As a coastal county, fresh seafood is a part of our food heritage. Wells Crab House celebrates our finest ingredients with culinary flair and a huge welcome
We try the Wells Crab House
With fish served fresh from the boats less than a hundred metres from your table, it is little wonder that Wells Crab House is becoming one of the county’s best loved seafood restaurants. Unassuming from the front, more beach café than high end dining experience, it hides the joyous culinary experience and understated coastal inspired decor awaiting you inside.
My dates for the night were my two sons, who love seafood and were happy to be last minute replacements for their dad. The menu is ever changing reflecting the availability of the fish and the seasonality of other ingredients and there are vegan and dairy and gluten free options.
The lobster and crab are mainstays though, caught from the quay, a true taste of the sea and taking centre stage on the menu. This isn’t your usual fish and chip restaurant (though that is available on the specials menu according to whatever
the catch of the day is). Mouthwatering menu tempters include prawn and whitebait ramen with noodles, soft boiled egg, katsuobushi and pickled ginger; herb plaice schnitzel with sautéed rainbow chard, pickled chilli and cucumber or perhaps the turbot fillet with Vermouth and chorizo risotto.
Huge seafood platters piled high with crab and lobster, prawns and salmon, trout and cockles, crayfish and herring make their way to other tables. The restaurant – Norfolk magazine Restaurant of the Year 2018 – is full and buzzing, even on a Wednesday evening at 6pm.
The boys jump straight in, picking a mixture of appetisers (four for £10); sharp and moreish roll mop herrings, devoured in seconds; rich juicy olives stuffed with the saltiest of anchovies; crayfish tails with a kick of lime and chilli; and a bowl full of cockles, brought to life by a generous dousing of accompanying cider vinegar, served in a stone bottle.
I thought I would have my own starter – Thai spiced crab cakes with satay sauce and lime zest – but apparently we were sharing everything. The crab cakes were so good, they actually tasted of crab – sometimes you find the delicate flavour is masked by too much potato.

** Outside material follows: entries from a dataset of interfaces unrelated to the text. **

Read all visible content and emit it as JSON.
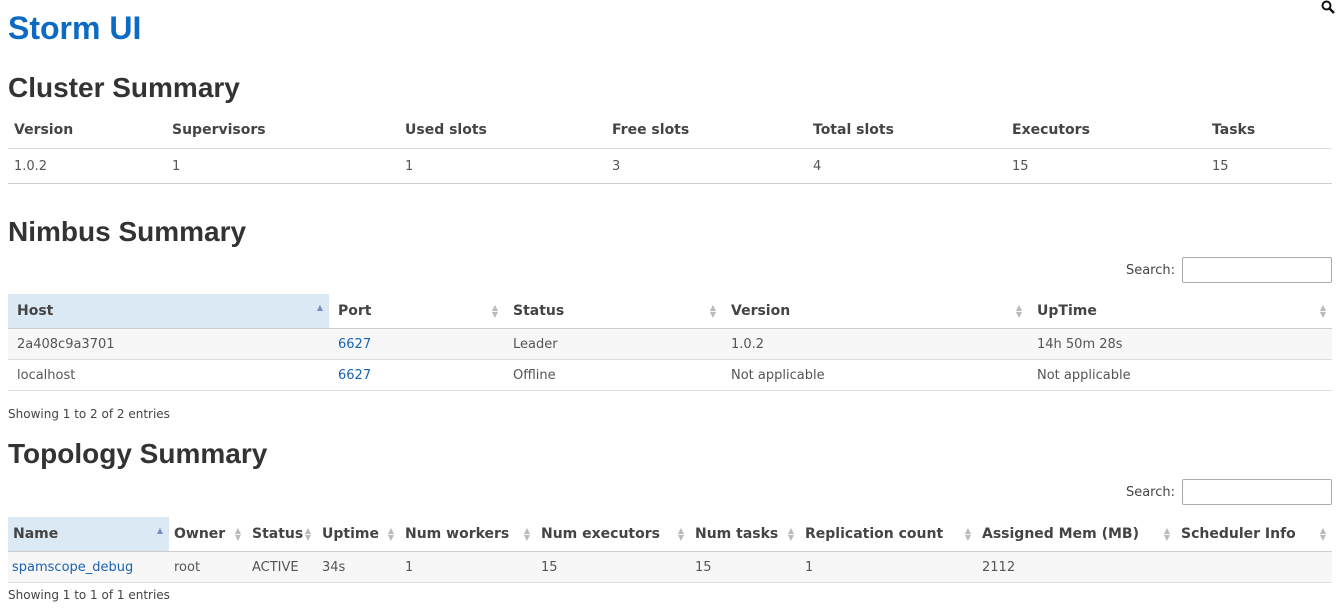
{
  "app": {
    "title": "Storm UI"
  },
  "cluster": {
    "heading": "Cluster Summary",
    "columns": [
      "Version",
      "Supervisors",
      "Used slots",
      "Free slots",
      "Total slots",
      "Executors",
      "Tasks"
    ],
    "row": [
      "1.0.2",
      "1",
      "1",
      "3",
      "4",
      "15",
      "15"
    ]
  },
  "nimbus": {
    "heading": "Nimbus Summary",
    "search_label": "Search:",
    "search_value": "",
    "columns": [
      "Host",
      "Port",
      "Status",
      "Version",
      "UpTime"
    ],
    "rows": [
      [
        "2a408c9a3701",
        "6627",
        "Leader",
        "1.0.2",
        "14h 50m 28s"
      ],
      [
        "localhost",
        "6627",
        "Offline",
        "Not applicable",
        "Not applicable"
      ]
    ],
    "info": "Showing 1 to 2 of 2 entries"
  },
  "topology": {
    "heading": "Topology Summary",
    "search_label": "Search:",
    "search_value": "",
    "columns": [
      "Name",
      "Owner",
      "Status",
      "Uptime",
      "Num workers",
      "Num executors",
      "Num tasks",
      "Replication count",
      "Assigned Mem (MB)",
      "Scheduler Info"
    ],
    "rows": [
      [
        "spamscope_debug",
        "root",
        "ACTIVE",
        "34s",
        "1",
        "15",
        "15",
        "1",
        "2112",
        ""
      ]
    ],
    "info": "Showing 1 to 1 of 1 entries"
  }
}
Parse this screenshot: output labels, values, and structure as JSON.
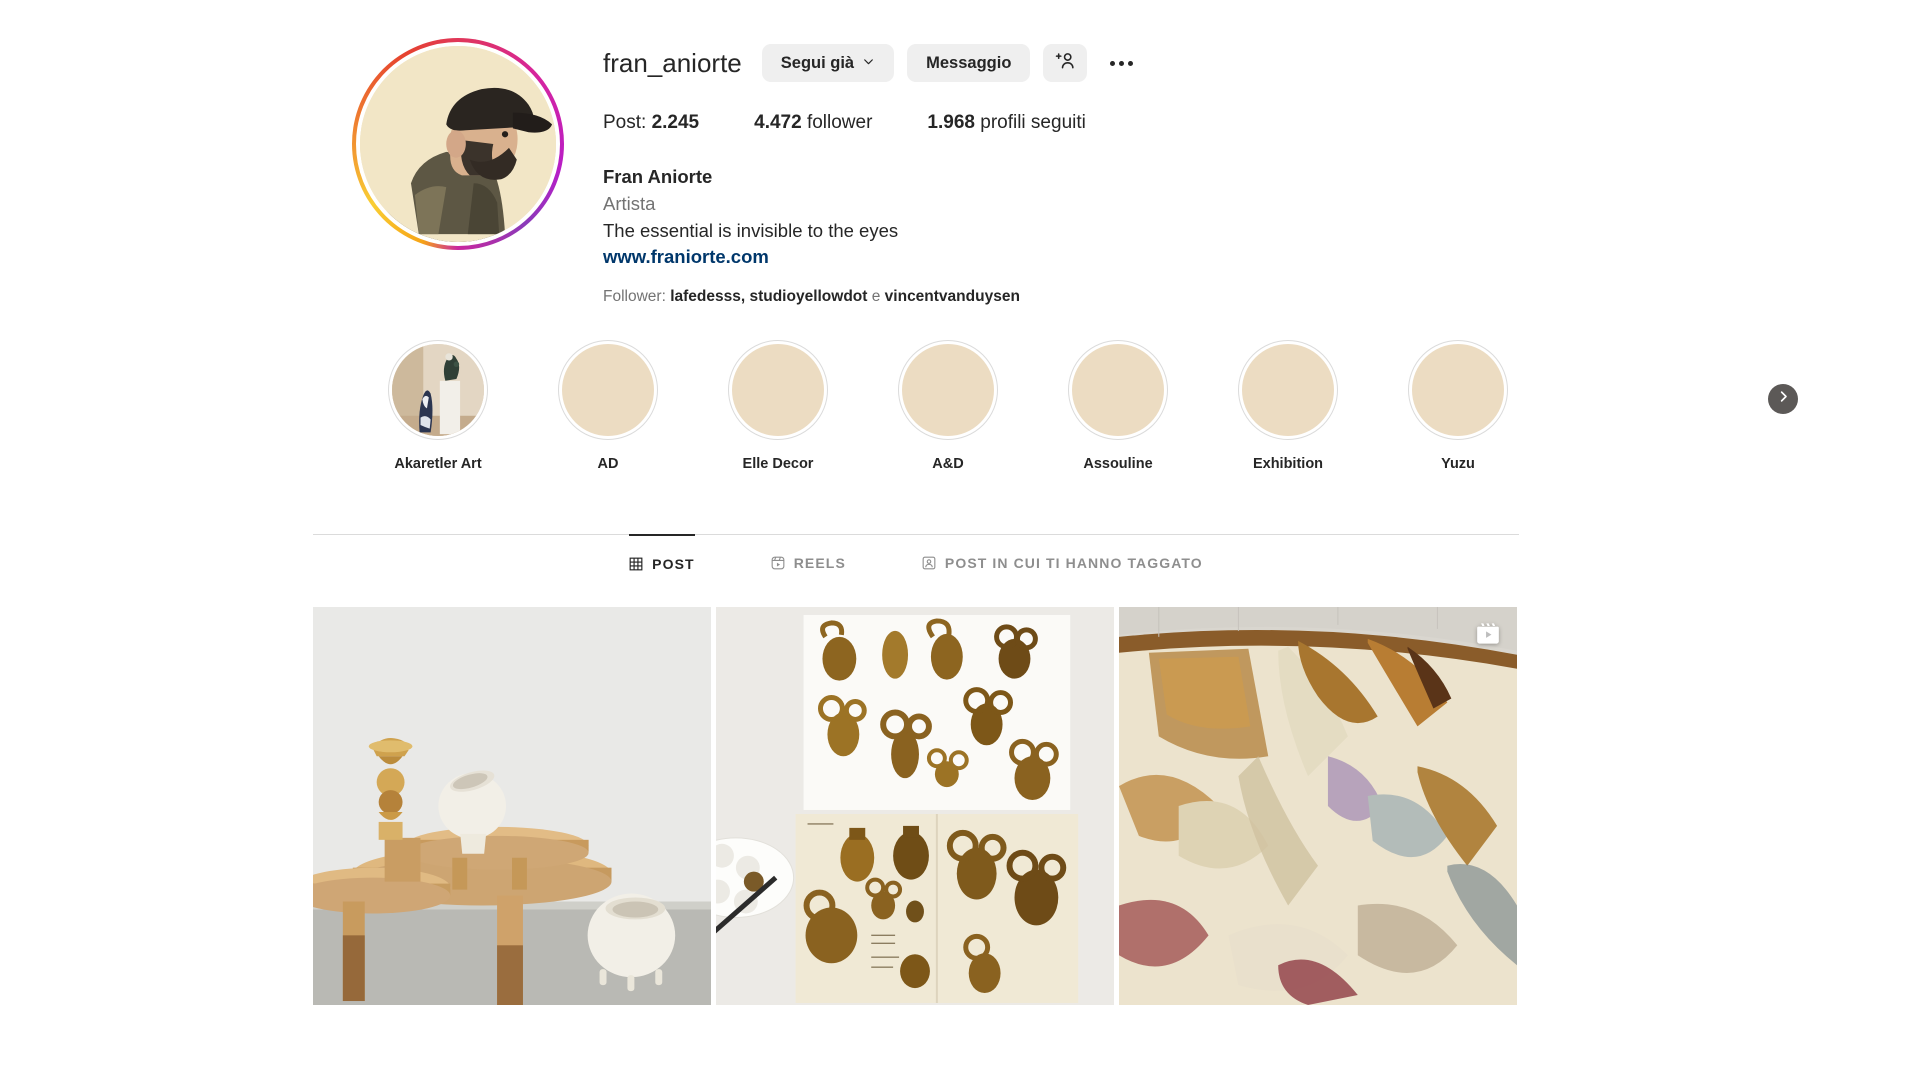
{
  "profile": {
    "username": "fran_aniorte",
    "avatar_icon": "profile-avatar",
    "buttons": {
      "follow_label": "Segui già",
      "chevron_icon": "chevron-down-icon",
      "message_label": "Messaggio",
      "add_person_icon": "add-person-icon",
      "options_icon": "more-options-icon"
    },
    "stats": [
      {
        "label_before": "Post: ",
        "value": "2.245",
        "label_after": ""
      },
      {
        "label_before": "",
        "value": "4.472",
        "label_after": " follower"
      },
      {
        "label_before": "",
        "value": "1.968",
        "label_after": " profili seguiti"
      }
    ],
    "bio": {
      "full_name": "Fran Aniorte",
      "category": "Artista",
      "description": "The essential is invisible to the eyes",
      "link": "www.franiorte.com"
    },
    "mutuals": {
      "prefix": "Follower: ",
      "names": "lafedesss, studioyellowdot",
      "conjunction": " e ",
      "last_name": "vincentvanduysen"
    }
  },
  "highlights": {
    "next_icon": "chevron-right-icon",
    "items": [
      {
        "label": "Akaretler Art",
        "has_cover": true
      },
      {
        "label": "AD",
        "has_cover": false
      },
      {
        "label": "Elle Decor",
        "has_cover": false
      },
      {
        "label": "A&D",
        "has_cover": false
      },
      {
        "label": "Assouline",
        "has_cover": false
      },
      {
        "label": "Exhibition",
        "has_cover": false
      },
      {
        "label": "Yuzu",
        "has_cover": false
      }
    ]
  },
  "tabs": [
    {
      "label": "POST",
      "icon": "grid-icon",
      "active": true
    },
    {
      "label": "REELS",
      "icon": "reels-icon",
      "active": false
    },
    {
      "label": "POST IN CUI TI HANNO TAGGATO",
      "icon": "tagged-icon",
      "active": false
    }
  ],
  "posts": [
    {
      "alt": "wooden-tables-white-ceramic-vessels",
      "badge": ""
    },
    {
      "alt": "sketchbook-brown-ink-vessel-drawings",
      "badge": ""
    },
    {
      "alt": "glazed-ceramic-bowl-interior",
      "badge": "reels-badge-icon"
    }
  ],
  "colors": {
    "text_primary": "#262626",
    "text_secondary": "#737373",
    "link": "#00376b",
    "button_bg": "#efefef",
    "divider": "#dbdbdb",
    "highlight_cover": "#ecdcc2"
  }
}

The satay sauce was rich and delicious, the sweetness perfect with the spice in the crab cakes – in fact I would have liked more sauce.
For main course, both boys went for the Frary’s Wells crab with fries, Blakeney dressed leaves, homemade pickles and bloomer bread. Huge plates arrived, an enormous dressed crab taking centre stage with a mountain of salad and sliced beetroot and tomato and a little
‘In an instant it transported you to the seaside funfair’
pot of punchy pickles. The crab tasted so fresh you could imagine it walked into the restaurant from the quay just moments before, unsuspecting of its fate.
For me, it was the pecan and honey-coated butterflied bream with a goat’s cheese, pepper, sweetcorn, white balsamic and chilli salad. The fish was beautiful cooked, the flesh delicately flaking away and the skin, crisp and beautifully seasoned. The very sweet pecan topping proved an interesting contrast in taste from the creamy goat’s cheese and sharpness of the salad, but it was also in danger of masking the beautiful subtle flavour of the bream. A little less topping and it would have been perfect.
The restaurant prides itself on its service – it also won our outstanding front of house award last year – and it cannot be faulted. No question (and there were a lot) was too much trouble to answer, they were friendly, welcoming and knowledgeable about the food.
We couldn’t leave without a dessert, though we were all fit to burst, and my eldest son had been earwigging the waiter’s conversation with the next table and heard the words ‘giant donut’. So a giant, sweet rhubarb filled deep-fried donut parcel, served with clotted cream icecream was ordered, a melt-in-the-mouth, playful nod to the beach. In an instant it transported you to the seaside funfair, sticky fingers reaching into the sugary bag for a little bit of childhood heaven. We ended the evening wandering along the quay, the last of the evening sun bathing the landscape in the most glorious light – the magical setting and the fabulous food combining perfectly as a reminder of what makes our county so special.
Starters, priced from £3 - £8; main courses from £15; sharing platters from £29; desserts, £7. Wells Crab House, Freeman Street , Wells-next-the-Sea, NR23 1BA, 01328 710456; wellscrabhouse.co.uk
Our review visits are unannounced and we pay for our meals
ABOVE: Delicious seafood served at Wells Crab House Victoria Pertusa